Composite Marks = two terms (can be an arbitrary mark plus the generic term)
**Zatarain’s v. Oak Grove (5th Cir. 1983) p. 50
Descriptive marks may only be registered upon acquiring 2ndary meaning in the eyes of the consuming public.
            – the burden is on the claimant to show his mark has acquired 2ndary meaning.
4 tests to determine what group a term belongs in:
1. Dictionary test
2. Imagination test
– If imagination is not required to connect the mark to the good, then the mark is descriptive   
  (otherwise it is suggestive).
3. Competitor’s need to use the mark
– If competitor’s would find the mark useful in describing their product then it is descriptive
4. Competitor’s actual use
1st test: Is the term descriptive?
2nd test: If so, has it acquired 2ndary meaning?
            – burden on the claimant

of more than one generic terms is not automatically generic. 
**Murphy Door Bed Co. v. Interior Sleep Systems (2d Cir. 1989) p. 68
A mark can become generic over time.
To show that a term is generic you need to show that a term is deemed generic by a substantial majority of the public. 
Why not have TMs for generic marks?
– we protect TMs as identifiers of source – once a TM can no longer identify its source it is not worth protecting. 
– to promote competition
A mark may become generic in two ways: (1) from the start, (2) a mark becomes generic over time.
At the end of the day generic prevails over descriptive w/ 2ndary meaning if there is a dispute about which category it falls into.
Google doesn’t worry about their name becoming generic because they own the domain name (which is the real barrier to entry). 
**Two Pesos v. Taco Cabana (S.Ct. 1992) p. 77
Trade dress infringement case, under §43(a) of the Lanham Act.
Trade dress protection may be acquired without a showing of 2ndary meaning.  Design/décor may be inherently distinctive. 
            – This result is desirable because: (1) we need to protect investment in design and (2) requiring 2ndary meaning would put small companies at a disadvantage.
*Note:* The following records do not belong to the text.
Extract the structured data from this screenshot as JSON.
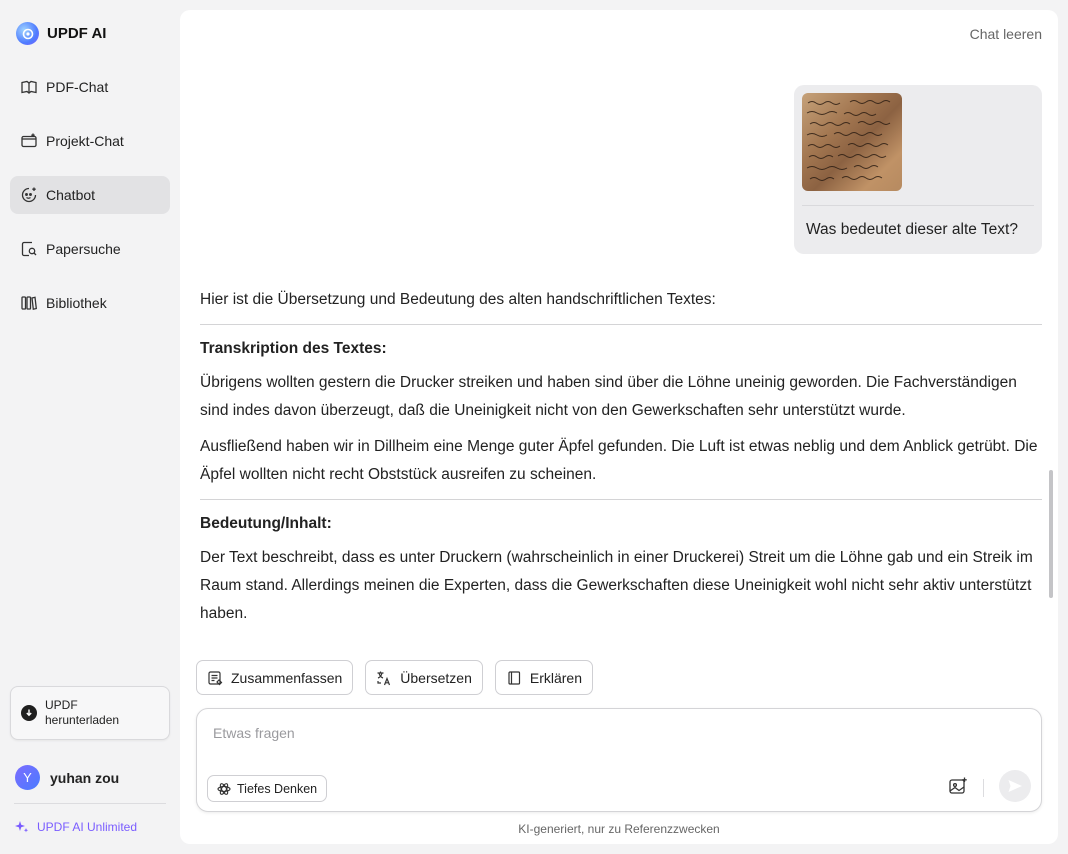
{
  "app": {
    "title": "UPDF AI"
  },
  "sidebar": {
    "items": [
      {
        "label": "PDF-Chat",
        "icon": "book-open-icon"
      },
      {
        "label": "Projekt-Chat",
        "icon": "folder-plus-icon"
      },
      {
        "label": "Chatbot",
        "icon": "chatbot-icon",
        "active": true
      },
      {
        "label": "Papersuche",
        "icon": "doc-search-icon"
      },
      {
        "label": "Bibliothek",
        "icon": "library-icon"
      }
    ],
    "download": {
      "label_line1": "UPDF",
      "label_line2": "herunterladen"
    },
    "user": {
      "initial": "Y",
      "name": "yuhan zou"
    },
    "unlimited": "UPDF AI Unlimited"
  },
  "chat": {
    "clear_label": "Chat leeren",
    "user_message": "Was bedeutet dieser alte Text?",
    "answer": {
      "intro": "Hier ist die Übersetzung und Bedeutung des alten handschriftlichen Textes:",
      "section1_title": "Transkription des Textes:",
      "section1_p1": "Übrigens wollten gestern die Drucker streiken und haben sind über die Löhne uneinig geworden. Die Fachverständigen sind indes davon überzeugt, daß die Uneinigkeit nicht von den Gewerkschaften sehr unterstützt wurde.",
      "section1_p2": "Ausfließend haben wir in Dillheim eine Menge guter Äpfel gefunden. Die Luft ist etwas neblig und dem Anblick getrübt. Die Äpfel wollten nicht recht Obststück ausreifen zu scheinen.",
      "section2_title": "Bedeutung/Inhalt:",
      "section2_p1": "Der Text beschreibt, dass es unter Druckern (wahrscheinlich in einer Druckerei) Streit um die Löhne gab und ein Streik im Raum stand. Allerdings meinen die Experten, dass die Gewerkschaften diese Uneinigkeit wohl nicht sehr aktiv unterstützt haben."
    },
    "actions": {
      "summarize": "Zusammenfassen",
      "translate": "Übersetzen",
      "explain": "Erklären"
    },
    "input": {
      "placeholder": "Etwas fragen",
      "value": "",
      "deep_think": "Tiefes Denken"
    },
    "footnote": "KI-generiert, nur zu Referenzzwecken"
  },
  "colors": {
    "accent": "#7a5cff",
    "sidebar_bg": "#f3f3f4",
    "active_item_bg": "#e2e2e4"
  }
}
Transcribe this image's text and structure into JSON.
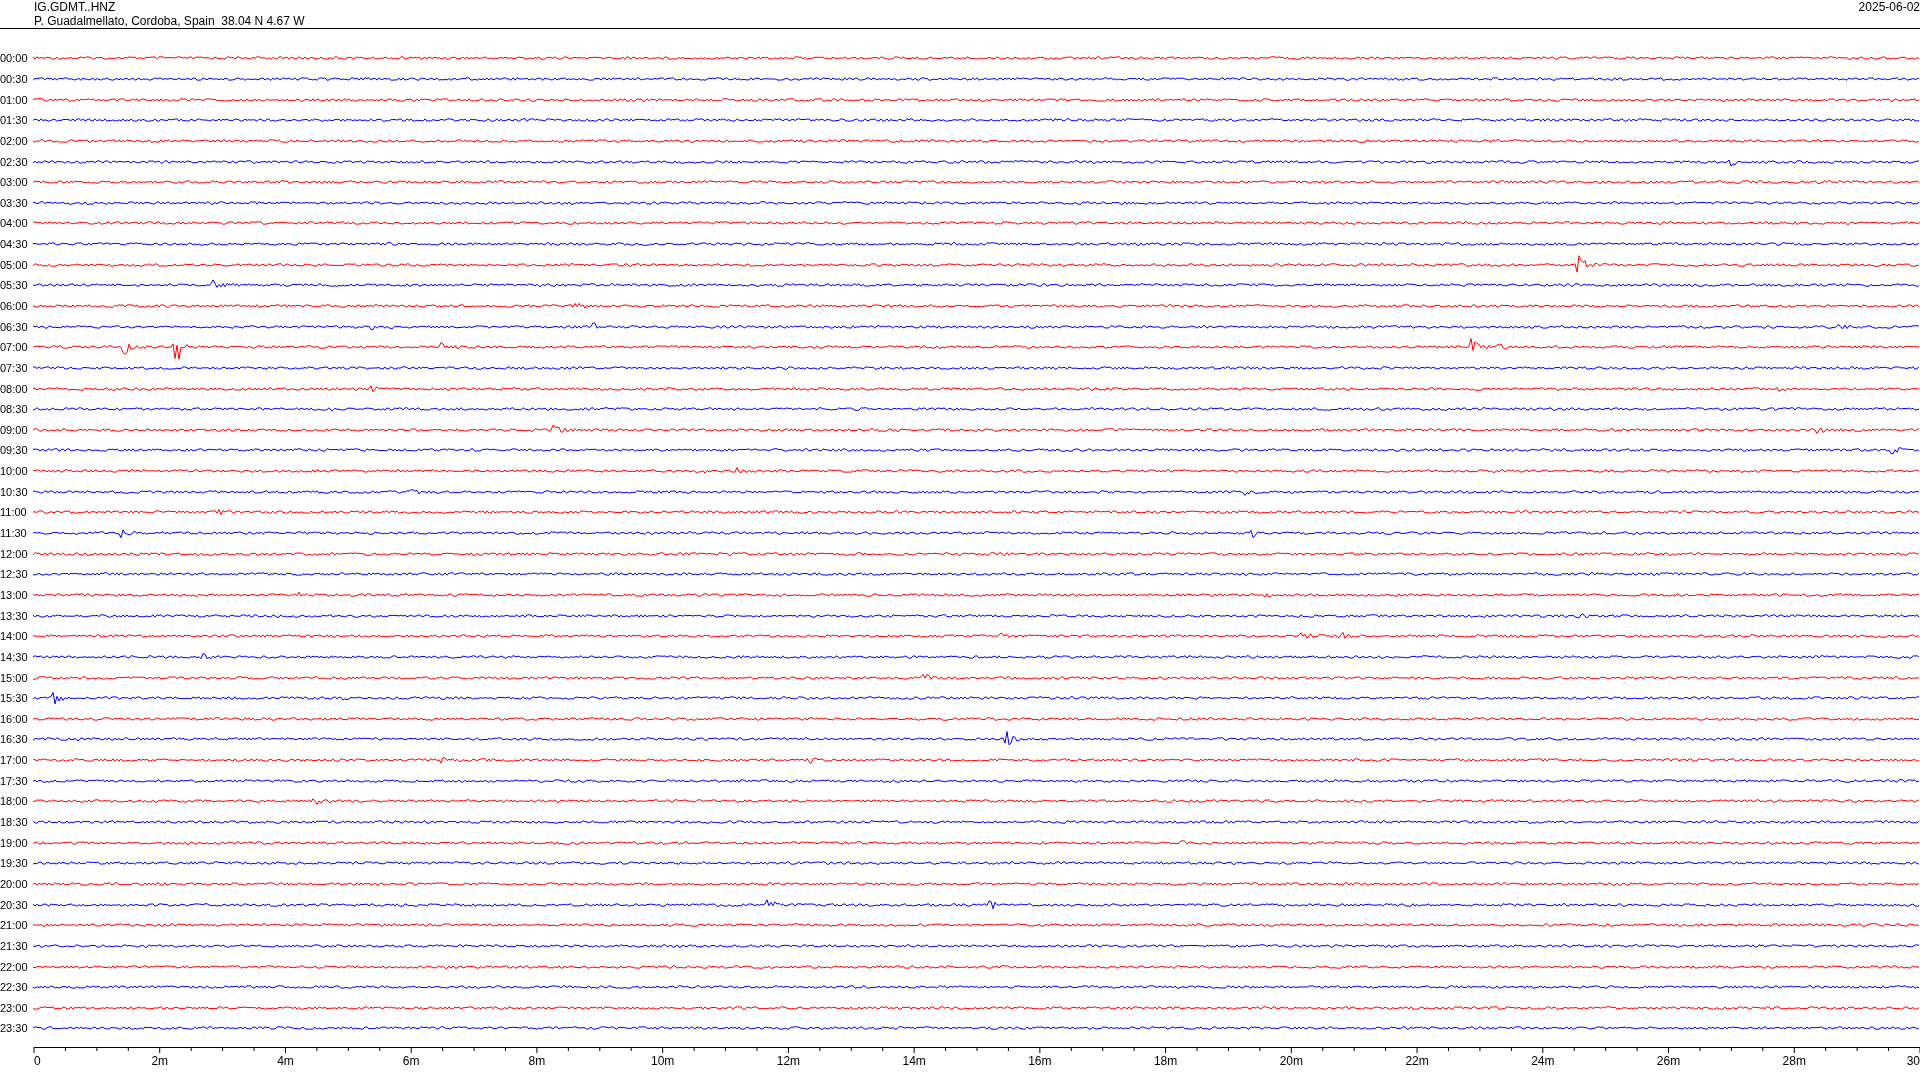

This case does not give much guidance on when décor will be inherently distinctive, or as to what is the scope of the protection (i.e. when there will be infringement).
**Wal-Mart Stores v. Samara Brothers (S.Ct. 2000) p. 83
Trade dress protection covers: (1) product design and (2) product packaging. 
– under §43(a) of the Lanham Act
For product design to be protected it must be distinctive.  For product design to be protected it therefore must have acquired 2ndary meaning.
Distinctiveness can either be inherent or acquired.  But product design cannot be inherently distinctive.  A showing of 2ndary meaning is required to receive protection. 
– product design can be protected as trade dress only when it is distinctive and has acquired 2ndary meaning – it cannot be inherently distinctive. 
Product packaging, on the other hand, may be inherently distinctive (as in Two Pesos).